“What’s the worst that could happen?”
How often have you asked yourself that question? It seems that it’s human nature to always go to a worst-case scenario when we’re looking at possible outcomes. Some of us do it because we’re mimicking the thought process our parents followed, others do it because of a bad experience that occurred that you just can’t shake. Or maybe it’s related to anxiety, chronic depression or other mental health issues.
Irregardless of why we think that way, catastrophic thinking is a protective mechanism. Our thought process becomes –“if I assume the worst will happen, and then when it doesn’t, I feel good about it.” The problem with this logic though is that we are continually focusing on negative outcomes.
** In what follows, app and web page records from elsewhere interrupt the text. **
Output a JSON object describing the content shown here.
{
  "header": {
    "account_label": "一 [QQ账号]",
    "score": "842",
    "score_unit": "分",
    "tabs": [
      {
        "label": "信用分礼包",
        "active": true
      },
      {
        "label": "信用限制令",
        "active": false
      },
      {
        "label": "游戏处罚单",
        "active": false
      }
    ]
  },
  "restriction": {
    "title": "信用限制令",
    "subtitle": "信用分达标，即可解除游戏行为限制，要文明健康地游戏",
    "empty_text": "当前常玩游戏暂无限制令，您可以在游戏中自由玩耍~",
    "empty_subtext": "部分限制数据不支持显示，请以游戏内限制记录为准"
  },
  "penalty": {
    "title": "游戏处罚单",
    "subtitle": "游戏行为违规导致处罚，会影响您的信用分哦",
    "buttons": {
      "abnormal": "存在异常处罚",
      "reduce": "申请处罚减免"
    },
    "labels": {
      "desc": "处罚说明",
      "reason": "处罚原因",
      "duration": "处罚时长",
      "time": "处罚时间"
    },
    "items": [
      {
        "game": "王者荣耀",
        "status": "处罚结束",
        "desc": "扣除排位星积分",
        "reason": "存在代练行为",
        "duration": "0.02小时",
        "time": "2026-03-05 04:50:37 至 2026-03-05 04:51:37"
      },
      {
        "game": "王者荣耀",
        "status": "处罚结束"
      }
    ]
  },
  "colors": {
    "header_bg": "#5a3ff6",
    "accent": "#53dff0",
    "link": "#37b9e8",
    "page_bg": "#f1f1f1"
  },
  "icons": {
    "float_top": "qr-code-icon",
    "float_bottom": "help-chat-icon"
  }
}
We all have the ability to manifest things in our lives, whether you believe you can or you don’t. The mind is a powerful thing. It allows you to create your reality. Whether you are consciously manifesting things or not, your mind goes where your attention is. What you think about, what you allow your focus to be on, shapes the way that you experience your life. So if you are continually focusing on the worst thing that could happen, you are more apt to have that materialize.
“The mind is its own place, and in itself can make a heaven of Hell, a hell of Heaven.”—John Milton
My challenge to you is to shift your question from “what’s the worst that could happen?” to “what’s the best that could happen?” Imagine what life would be like if, instead of catastrophic thinking you were to employ fortunate thinking. How different could your life be? Would you still have the same levels of anxiety? Would you see the world in a new light? There’s only one way to know for sure. Will you accept the challenge?
After all, what’s the best that could happen?